How do you use sha256 to confirm download?

I have downloaded Leap 42.1 both the .iso and the .iso.sha256 file.
I then ran:
sha256sum openSUSE-Leap-42.1-DVD-x86_64.iso
which produced:
d6e0bbc91611932f76d13d4e6ed8b02c423ced969fbd00d432acd0a33e2b096e openSUSE-Leap-42.1-DVD-x86_64.iso

The contents of the .iso.sha256 file has in it:
Hash: SHA256

8576e84822cdbe566bf551e28a169fc028229831eba9f07a4c1f84302c5ddb09 openSUSE-Leap-42.1-DVD-x86_64.iso

which is not the same.

What am I doing wrong please? I have tried twice.

You use the sha file to check the iso image (make sure both iso and sha file in same place);

sha256sum -c <somefile>.sha256

It should say ‘OK’ is all good;

Actually, it also says something like “16 lines badly formatted”. People should ignore that, and look for the “Okay” on the file that they wanted to check.

Problem resolved with confirmation that it all works.
The file I loaded direct had 12,242 errors but the amazing thing is that I did direct download twice and they both had the same errors!
I used the Downthemall tool with the meta link and asked it to correct the downloaded file.
I was then able to use the
sha256sum -c openSUSE-Leap-42.1-DVD-x86_64.iso.sha256
command to verify the file.
I used the command:
gpg2 --verify openSUSE-Leap-42.1-DVD-x86_64.iso.sha256
which reported that it did not know the key used so I added the key to my keyring:
gpg --keyserver --recv-keys 3DBDC284
where 3DBDC284 was returned by the previous --verify. Then running:
gpg2 --verify openSUSE-Leap-42.1-DVD-x86_64.iso.sha256
which returned:
gpg: Signature made Fri 30 Oct 2015 10:30:57 GMT using RSA key ID 3DBDC284
gpg: Good signature from “openSUSE Project Signing Key <>”
gpg: WARNING: This key is not certified with a trusted signature!
gpg: There is no indication that the signature belongs to the owner.
Primary key fingerprint: 22C0 7BA5 3417 8CD0 2EFE 22AA B88B 2FD4 3DBD C284

The conclusion from all this is that one has to verify any new images with the checksum hash and the file should be downloaded with a tool that can repair any download errors.

Thanks for your responses.

Unfortunately a lot is left unexplained: Other people consistently obtain the identical bad SHA256 checksum that you obtained.
This level of coincidence is baffling so I would be very interested if anyone can explain it.
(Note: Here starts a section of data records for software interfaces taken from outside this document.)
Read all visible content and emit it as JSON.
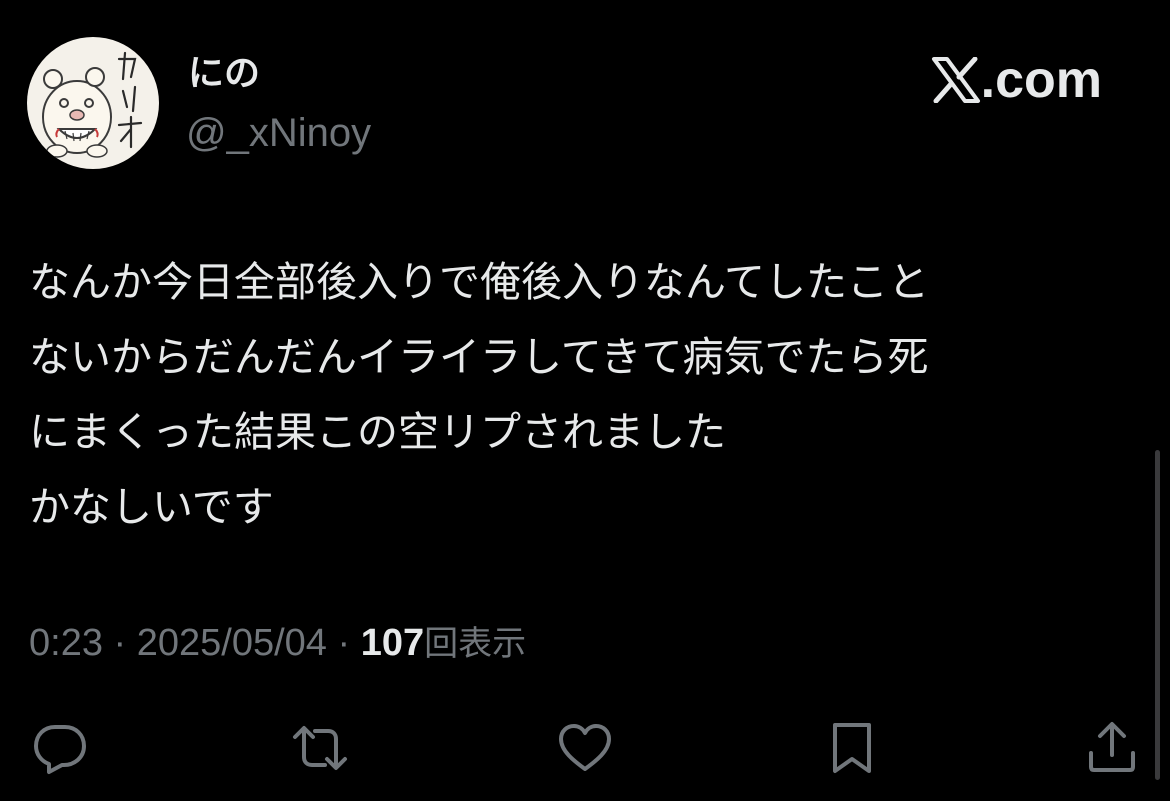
{
  "author": {
    "display_name": "にの",
    "handle": "@_xNinoy",
    "avatar_text": "カリオ"
  },
  "brand": {
    "label": ".com",
    "icon": "x-logo-icon"
  },
  "tweet": {
    "lines": [
      "なんか今日全部後入りで俺後入りなんてしたこと",
      "ないからだんだんイライラしてきて病気でたら死",
      "にまくった結果この空リプされました",
      "かなしいです"
    ]
  },
  "meta": {
    "time": "0:23",
    "separator": " · ",
    "date": "2025/05/04",
    "views": "107",
    "views_label": "回表示"
  },
  "actions": [
    {
      "name": "reply",
      "icon": "speech-bubble-icon"
    },
    {
      "name": "repost",
      "icon": "repost-arrows-icon"
    },
    {
      "name": "like",
      "icon": "heart-icon"
    },
    {
      "name": "bookmark",
      "icon": "bookmark-icon"
    },
    {
      "name": "share",
      "icon": "share-upload-icon"
    }
  ],
  "colors": {
    "background": "#000000",
    "primary_text": "#e7e9ea",
    "secondary_text": "#71767b"
  }
}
Bad mirrors come and go, low priority syncs (see mirror list). I always hit the pick a mirror, select one in my locale and then use wget -c only for dragging in images.

Mirrors are third party controlled, so if one is spotted then the mirror admins need to be contacted to fix.